WHAT IS REQUIRED
Scan the entries below for the word "location" and copy every line where it turns up.

(Dataset entries)
--
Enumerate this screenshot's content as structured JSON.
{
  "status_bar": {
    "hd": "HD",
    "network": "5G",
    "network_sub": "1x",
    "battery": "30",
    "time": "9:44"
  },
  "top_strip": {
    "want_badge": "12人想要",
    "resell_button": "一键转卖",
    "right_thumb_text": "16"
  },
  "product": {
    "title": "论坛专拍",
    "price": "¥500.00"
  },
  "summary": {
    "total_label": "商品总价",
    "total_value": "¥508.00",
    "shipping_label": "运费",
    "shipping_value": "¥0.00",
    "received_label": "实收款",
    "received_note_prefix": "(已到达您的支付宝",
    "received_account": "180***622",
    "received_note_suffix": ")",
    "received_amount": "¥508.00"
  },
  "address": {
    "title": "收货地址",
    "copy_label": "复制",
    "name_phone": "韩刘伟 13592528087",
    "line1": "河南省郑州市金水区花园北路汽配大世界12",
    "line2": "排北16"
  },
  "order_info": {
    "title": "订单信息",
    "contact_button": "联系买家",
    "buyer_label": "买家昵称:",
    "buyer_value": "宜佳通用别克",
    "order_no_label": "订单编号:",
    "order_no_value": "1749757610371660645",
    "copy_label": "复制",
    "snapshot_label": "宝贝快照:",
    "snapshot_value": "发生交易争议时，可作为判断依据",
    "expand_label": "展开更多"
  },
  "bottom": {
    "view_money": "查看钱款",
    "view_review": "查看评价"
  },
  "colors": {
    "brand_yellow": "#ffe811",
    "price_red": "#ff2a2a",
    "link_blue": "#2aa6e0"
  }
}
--
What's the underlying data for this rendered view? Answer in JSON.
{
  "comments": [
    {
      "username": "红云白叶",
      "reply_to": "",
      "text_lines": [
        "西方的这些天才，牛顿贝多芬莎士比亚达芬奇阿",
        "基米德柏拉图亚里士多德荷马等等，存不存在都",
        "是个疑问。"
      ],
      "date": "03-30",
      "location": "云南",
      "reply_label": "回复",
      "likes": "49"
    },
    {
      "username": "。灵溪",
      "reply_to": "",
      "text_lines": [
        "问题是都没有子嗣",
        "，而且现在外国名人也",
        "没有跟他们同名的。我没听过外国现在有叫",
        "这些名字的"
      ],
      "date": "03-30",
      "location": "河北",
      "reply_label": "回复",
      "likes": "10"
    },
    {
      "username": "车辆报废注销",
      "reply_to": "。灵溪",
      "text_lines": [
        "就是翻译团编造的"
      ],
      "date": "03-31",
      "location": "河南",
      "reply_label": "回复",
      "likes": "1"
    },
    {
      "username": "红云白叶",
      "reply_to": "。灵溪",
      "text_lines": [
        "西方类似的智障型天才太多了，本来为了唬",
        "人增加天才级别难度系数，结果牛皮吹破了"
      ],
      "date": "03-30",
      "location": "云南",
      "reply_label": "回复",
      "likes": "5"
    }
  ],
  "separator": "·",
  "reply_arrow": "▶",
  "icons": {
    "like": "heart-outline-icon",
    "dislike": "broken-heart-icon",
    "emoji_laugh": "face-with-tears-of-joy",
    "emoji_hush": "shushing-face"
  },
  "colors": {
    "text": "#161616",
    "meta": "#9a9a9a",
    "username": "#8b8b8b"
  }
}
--
WRITTEN RESPONSE
      "location": "云南",
      "location": "河北",
      "location": "河南",
      "location": "云南",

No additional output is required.